◆ Records for the task:
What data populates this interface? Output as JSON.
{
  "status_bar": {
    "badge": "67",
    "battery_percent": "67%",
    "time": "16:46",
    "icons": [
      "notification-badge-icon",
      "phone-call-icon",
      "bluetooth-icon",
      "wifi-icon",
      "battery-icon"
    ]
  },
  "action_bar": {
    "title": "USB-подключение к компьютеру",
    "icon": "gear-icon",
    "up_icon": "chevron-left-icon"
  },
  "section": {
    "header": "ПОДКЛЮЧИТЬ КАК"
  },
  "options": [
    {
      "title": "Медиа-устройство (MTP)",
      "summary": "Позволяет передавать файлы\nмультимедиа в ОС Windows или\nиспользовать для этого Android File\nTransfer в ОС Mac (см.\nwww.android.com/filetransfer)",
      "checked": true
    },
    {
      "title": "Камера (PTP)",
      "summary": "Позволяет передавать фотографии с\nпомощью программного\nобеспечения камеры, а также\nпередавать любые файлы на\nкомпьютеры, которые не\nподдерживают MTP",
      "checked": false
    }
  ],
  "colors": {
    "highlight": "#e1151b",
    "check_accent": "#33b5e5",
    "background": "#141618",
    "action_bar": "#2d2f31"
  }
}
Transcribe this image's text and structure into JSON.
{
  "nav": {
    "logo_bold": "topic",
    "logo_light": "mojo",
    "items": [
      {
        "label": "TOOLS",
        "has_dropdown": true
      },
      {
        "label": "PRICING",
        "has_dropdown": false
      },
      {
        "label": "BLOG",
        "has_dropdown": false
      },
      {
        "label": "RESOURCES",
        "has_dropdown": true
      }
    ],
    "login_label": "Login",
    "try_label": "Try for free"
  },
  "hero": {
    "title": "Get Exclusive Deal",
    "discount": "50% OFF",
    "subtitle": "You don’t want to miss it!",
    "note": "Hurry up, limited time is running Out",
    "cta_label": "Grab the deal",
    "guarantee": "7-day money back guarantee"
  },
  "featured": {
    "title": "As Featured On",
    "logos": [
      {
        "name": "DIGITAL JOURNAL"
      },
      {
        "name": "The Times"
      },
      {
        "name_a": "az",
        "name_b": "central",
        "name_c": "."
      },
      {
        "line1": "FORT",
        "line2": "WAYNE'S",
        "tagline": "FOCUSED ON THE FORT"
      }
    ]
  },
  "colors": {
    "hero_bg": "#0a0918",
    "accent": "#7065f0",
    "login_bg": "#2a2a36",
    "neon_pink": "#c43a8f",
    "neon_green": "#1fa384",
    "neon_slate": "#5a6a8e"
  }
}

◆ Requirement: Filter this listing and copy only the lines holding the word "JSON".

◆ Your solution:
What data populates this interface? Output as JSON.
Transcribe this image's text and structure into JSON.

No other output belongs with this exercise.